You are interested in the hobby of keeping fish, but you cannot make up your mind between a freshwater and a saltwater aquarium. You have heard that saltwater tank care can be difficult, but if your heart is set on owning a few of those bright blue and yellow fish you saw in a magazine, you will want to consider a saltwater tank. If you have had a freshwater tank for a few years, and want a new challenge, then a saltwater tank may be just what you are looking for.
The two main considerations should be the amount of money you wish to spend on your new hobby, and the amount of time you have to spend maintaining your tank. Saltwater tank care is very different from the care required of a freshwater tank, but it does not have to be difficult.
A freshwater tank costs less to set up and to maintain. On average, you can set up a 10-gallon tank and stock it with a few fish for a minimum of $75.00. The fish that will live happily in a freshwater tank are less expensive than saltwater fish. Once you have a freshwater tank up and running with your fish added to it, the maintenance is not all that time consuming. At a minimum, you can expect to keep the water level topped up, add water conditioner, and perform partial water changes on a weekly basis with a freshwater tank. Plan to vacuum the bottom of the freshwater tank and change the filter material once a month. The cost to maintain a freshwater tank for a month, counting fish food and the occasional replacement fish, is probably $20.00 or less.
A saltwater tank can range from being a little expensive all the way up to the “money is no object” range, depending on what you put inside it. The live rocks that go into saltwater tanks can cost you from around $25.00 all the way up to several thousand dollars. It all depends on their size, and on where the live rock originated. Compare these prices to a few bags of aquarium gravel for a freshwater tank, and you can begin to get a better idea of the cost differences.

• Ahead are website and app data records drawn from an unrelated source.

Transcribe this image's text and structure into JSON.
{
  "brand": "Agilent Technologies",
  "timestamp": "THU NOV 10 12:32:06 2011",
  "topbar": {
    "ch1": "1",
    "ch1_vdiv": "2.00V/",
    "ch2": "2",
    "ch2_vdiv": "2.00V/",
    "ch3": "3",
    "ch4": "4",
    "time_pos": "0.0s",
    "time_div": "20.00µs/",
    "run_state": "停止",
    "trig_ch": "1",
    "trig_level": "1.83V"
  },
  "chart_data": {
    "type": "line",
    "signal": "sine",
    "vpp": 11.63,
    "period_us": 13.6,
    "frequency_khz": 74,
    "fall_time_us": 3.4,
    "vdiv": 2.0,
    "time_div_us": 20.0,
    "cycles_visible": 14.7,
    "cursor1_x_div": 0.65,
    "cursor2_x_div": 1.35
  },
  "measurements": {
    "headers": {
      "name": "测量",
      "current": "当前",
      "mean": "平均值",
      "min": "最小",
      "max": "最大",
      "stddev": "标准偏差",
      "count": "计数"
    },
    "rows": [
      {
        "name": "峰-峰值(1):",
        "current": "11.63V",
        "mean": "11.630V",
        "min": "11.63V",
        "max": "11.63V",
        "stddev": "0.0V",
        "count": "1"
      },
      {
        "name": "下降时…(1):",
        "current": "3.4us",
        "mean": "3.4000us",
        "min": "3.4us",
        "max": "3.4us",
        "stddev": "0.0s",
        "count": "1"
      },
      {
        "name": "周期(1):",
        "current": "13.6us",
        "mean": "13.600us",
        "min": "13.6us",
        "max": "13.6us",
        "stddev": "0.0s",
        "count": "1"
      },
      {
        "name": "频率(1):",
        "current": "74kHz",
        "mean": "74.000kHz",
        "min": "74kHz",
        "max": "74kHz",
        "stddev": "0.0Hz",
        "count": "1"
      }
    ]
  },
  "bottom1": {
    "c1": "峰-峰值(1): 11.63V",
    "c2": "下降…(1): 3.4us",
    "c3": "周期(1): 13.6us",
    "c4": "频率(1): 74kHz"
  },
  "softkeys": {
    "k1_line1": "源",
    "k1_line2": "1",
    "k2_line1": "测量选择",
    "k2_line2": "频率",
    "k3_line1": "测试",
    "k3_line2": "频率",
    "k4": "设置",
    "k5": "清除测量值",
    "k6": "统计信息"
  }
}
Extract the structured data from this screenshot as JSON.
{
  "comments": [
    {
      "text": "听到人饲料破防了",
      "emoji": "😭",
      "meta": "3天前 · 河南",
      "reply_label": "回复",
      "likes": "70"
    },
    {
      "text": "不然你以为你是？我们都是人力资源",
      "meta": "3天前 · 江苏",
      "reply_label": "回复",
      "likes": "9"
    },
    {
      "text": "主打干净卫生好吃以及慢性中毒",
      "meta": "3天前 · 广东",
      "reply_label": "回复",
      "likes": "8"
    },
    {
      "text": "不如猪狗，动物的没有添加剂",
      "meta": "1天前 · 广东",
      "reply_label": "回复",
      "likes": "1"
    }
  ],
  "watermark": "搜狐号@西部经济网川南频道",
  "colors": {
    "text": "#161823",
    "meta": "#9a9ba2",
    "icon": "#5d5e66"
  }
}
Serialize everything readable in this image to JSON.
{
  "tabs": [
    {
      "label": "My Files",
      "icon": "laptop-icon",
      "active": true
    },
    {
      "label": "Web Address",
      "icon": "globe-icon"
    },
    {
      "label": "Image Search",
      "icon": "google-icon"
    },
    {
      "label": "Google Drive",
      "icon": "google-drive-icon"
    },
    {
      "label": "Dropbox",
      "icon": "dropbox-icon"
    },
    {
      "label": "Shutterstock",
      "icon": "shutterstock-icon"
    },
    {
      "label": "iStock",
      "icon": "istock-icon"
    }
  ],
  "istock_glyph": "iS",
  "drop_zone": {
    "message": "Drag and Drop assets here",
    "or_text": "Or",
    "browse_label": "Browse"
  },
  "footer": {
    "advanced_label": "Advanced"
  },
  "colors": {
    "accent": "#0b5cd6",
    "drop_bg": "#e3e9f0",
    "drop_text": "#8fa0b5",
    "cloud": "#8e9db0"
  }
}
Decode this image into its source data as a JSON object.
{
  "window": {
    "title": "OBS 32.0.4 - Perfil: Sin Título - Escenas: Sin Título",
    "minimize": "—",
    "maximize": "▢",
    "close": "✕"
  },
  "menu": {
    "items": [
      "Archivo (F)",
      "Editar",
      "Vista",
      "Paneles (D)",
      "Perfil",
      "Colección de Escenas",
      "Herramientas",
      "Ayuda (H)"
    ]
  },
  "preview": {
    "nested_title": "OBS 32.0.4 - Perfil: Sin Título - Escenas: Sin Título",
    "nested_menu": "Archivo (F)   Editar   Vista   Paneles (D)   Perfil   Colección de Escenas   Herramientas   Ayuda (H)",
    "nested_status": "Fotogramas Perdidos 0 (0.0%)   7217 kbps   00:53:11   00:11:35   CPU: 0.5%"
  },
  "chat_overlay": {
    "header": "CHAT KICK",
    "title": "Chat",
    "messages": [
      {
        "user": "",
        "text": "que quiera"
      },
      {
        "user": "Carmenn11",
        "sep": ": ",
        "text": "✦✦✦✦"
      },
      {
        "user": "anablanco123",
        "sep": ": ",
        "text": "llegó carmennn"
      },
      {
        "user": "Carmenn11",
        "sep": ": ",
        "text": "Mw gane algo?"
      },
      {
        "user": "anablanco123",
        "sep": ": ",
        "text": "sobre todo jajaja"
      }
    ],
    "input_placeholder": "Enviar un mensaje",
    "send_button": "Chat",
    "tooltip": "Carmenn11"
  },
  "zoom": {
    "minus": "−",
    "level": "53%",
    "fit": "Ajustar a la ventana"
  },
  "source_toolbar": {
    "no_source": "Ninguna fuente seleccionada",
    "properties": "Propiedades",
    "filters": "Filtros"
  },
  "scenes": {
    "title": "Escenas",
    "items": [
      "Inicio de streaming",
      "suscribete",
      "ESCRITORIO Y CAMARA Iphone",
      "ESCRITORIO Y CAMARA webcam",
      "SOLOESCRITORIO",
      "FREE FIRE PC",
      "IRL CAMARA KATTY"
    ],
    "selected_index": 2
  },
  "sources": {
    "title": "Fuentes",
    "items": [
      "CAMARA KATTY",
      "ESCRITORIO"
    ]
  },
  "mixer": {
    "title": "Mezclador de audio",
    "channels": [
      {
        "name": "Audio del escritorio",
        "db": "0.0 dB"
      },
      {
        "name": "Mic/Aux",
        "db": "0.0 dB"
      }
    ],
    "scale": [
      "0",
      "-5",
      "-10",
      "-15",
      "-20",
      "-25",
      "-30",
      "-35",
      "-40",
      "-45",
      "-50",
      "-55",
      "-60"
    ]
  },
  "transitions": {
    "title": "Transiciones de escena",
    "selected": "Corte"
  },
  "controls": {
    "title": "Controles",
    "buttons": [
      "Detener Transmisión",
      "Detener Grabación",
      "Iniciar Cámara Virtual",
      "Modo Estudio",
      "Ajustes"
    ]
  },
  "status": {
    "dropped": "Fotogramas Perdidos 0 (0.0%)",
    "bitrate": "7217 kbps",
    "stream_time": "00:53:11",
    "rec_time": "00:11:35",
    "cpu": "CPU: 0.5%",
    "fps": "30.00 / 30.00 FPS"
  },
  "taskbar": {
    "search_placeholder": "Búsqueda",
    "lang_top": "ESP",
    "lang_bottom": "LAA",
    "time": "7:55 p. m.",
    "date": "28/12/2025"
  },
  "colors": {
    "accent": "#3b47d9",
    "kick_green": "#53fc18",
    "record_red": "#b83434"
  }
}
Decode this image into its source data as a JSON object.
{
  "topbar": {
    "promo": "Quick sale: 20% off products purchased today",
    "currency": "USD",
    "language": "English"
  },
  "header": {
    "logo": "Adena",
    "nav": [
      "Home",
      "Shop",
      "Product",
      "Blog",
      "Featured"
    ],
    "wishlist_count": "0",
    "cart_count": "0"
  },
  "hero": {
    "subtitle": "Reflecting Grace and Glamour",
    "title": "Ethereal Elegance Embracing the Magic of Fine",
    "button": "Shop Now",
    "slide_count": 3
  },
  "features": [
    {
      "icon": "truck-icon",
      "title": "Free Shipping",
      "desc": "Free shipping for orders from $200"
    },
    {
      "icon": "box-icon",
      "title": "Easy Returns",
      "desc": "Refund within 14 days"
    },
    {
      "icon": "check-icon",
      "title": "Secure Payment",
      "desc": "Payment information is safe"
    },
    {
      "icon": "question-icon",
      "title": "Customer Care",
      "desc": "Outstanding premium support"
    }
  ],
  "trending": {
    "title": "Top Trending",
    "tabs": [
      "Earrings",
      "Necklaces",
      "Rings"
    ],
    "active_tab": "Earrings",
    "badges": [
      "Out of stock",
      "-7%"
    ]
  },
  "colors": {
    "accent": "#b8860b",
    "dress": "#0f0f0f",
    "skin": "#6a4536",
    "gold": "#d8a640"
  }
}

However, setting up a saltwater tank takes more than just live rocks. You still may want some form of substrate for the tank bottom, a few live plants, a hydrometer to tell you how much salt is in the tank water, and a good filtration system that was made for salt water. A sturdy tank heater and a thermometer that can take the punishment that salt water can dish out are also required.
You will want a powerhead for water movement, a protein skimmer to remove any sort of organic trash from the tank water, and an air pump and external water pump for the protein skimmer. You will also need a couple of boxes of aquarium salt, depending on the size of your tank, and a few various test kits to keep a check on the water. Yes, some of these same accessories are needed for a freshwater tank, but a marine tank generally requires a more heavy-duty form of the chosen item.
Saltwater tank care can take you several hours per week. The water must be tested for salt content every day. The temperature of the tank must be monitored, as well as the water quality. Your live rocks must also be cared for, or they will die. They need a particular form of lighting, and it must be balanced for them to be healthy.
If you want to simplify maintenance, the use of products from the EcoBio-Block family Products can help you to keep the water in any tank, whether saltwater or freshwater, clean and clear. Users of the EcoBio-Block have noticed less trouble with excess nitrates and ammonia spikes as well.
Saltwater tank care seems like a lot of work compared to a freshwater tank. However, a well-maintained saltwater tank is visually stunning, and well worth the time and attention you give to it. Saltwater tank care can be made easier when the proper bacteria and nutrients are added to the water, and the EcoBio-Block can do all this for you.
In the end, the decision between freshwater and saltwater is up to you.
September 27, 2009 at 8:54 PM Comments (0)